Now Reading
Ban on texting while driving passes Az Senate

From the archive: This story is more than 10 years old.

Ban on texting while driving passes Az Senate

A ban on texting behind the wheel came a step closer to becoming law Monday when the state Senate approved the bill, sending it over to the House.

SB 1334, authored by Sen. Al Melvin, R-Tucson, passed 19-10 with bipartisan support. The same bill foundered on the Senate floor last session.

If the measure wins House approval and Gov. Jan Brewer's signature, drivers caught texting would face a $50 fine that would increase to $200 if they are involved in an accident.

Sen. Paula Aboud, D-Tucson, voted against the 2009 bill but said she changed her position this time around due to overwhelming sentiment in favor of it.

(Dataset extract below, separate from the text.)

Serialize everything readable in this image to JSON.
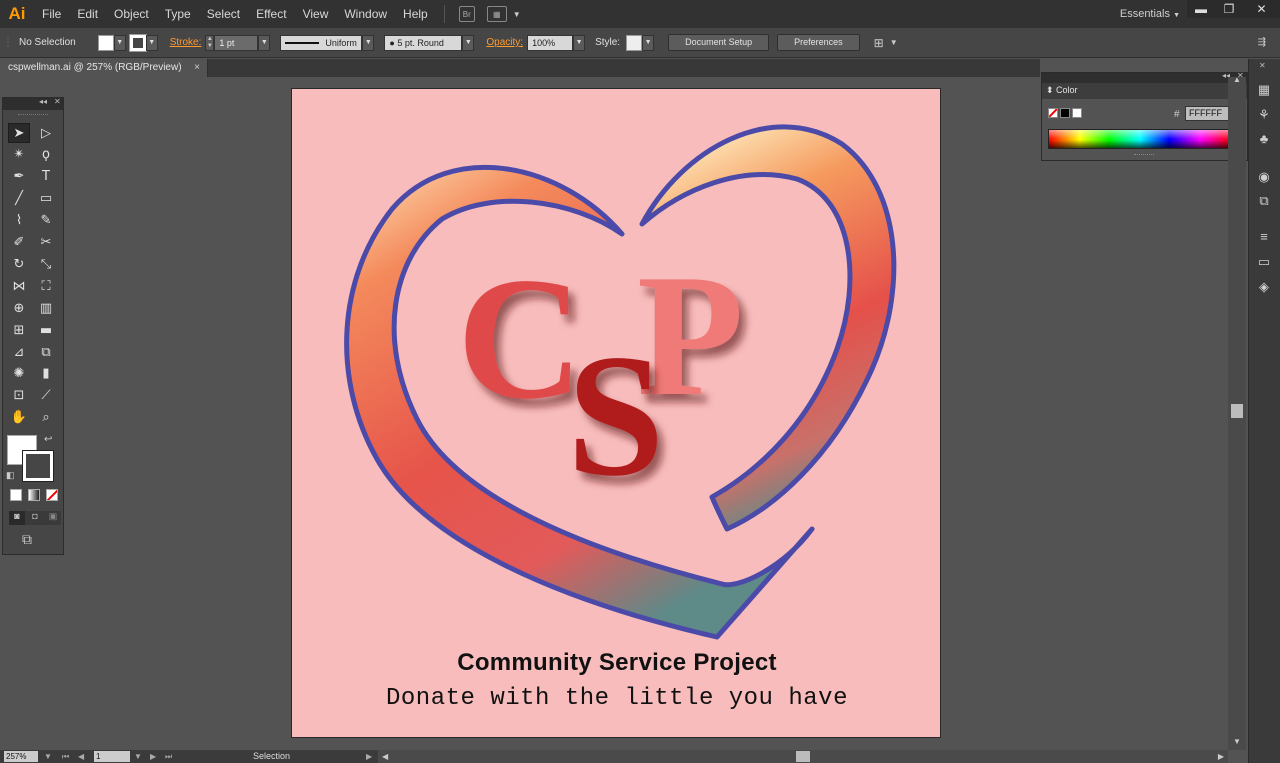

"This is one of those issues that is so completely supported by the public that I'm bound and determined to support it," she said.

A recent poll by AAA Arizona, which lobbied for the bill, found that nine out of 10 Arizonans support the ban. A bevy of cell phone companies, car insurers, law enforcement organizations and health care providers registered their support for Melvin's bill.

Eight conservative Republicans and two Democrats voted against the bill.

Sen. Ron Gould, R-Lake Havasu City, called the measure unenforceable "feel good legislation" and said texting while driving is already punishable under Arizona's statute against reckless driving.

"What this bill really does is water down reckless driving to a $50 fine," Gould said, noting that reckless driving currently costs $250 and a possible 90-day license suspension. "The public does not realize this can already be cited under reckless driving, and I feel almost certain that they would not support this if they knew (that)."

Charles Heller of the gun rights group Arizona Citizens Defense League said he worries the law will serve as a pretext for a "fishing expedition that will probably be done via racial profiling." He said the effort expended on a ban should be spent on driver education and awareness.

"If someone is driving erratically, avoid them," he said. "Stay out of their way and let them run into a telephone pole and solve their own problem. Just don't be in their way when they do it."

Sen. Ed Bunch, R-Scottsdale, who voted for the measure, said he is no fan of creating a "nanny state" but added he doesn't see Melvin's bill as doing that.

"Sometimes in society we have to remind people what personal responsibility entails," he said. "It means not just being responsible for yourself but also for other people and not putting them in danger, and texting while driving is dangerous, plain and simple."

— 30 —

Best in Internet Exploder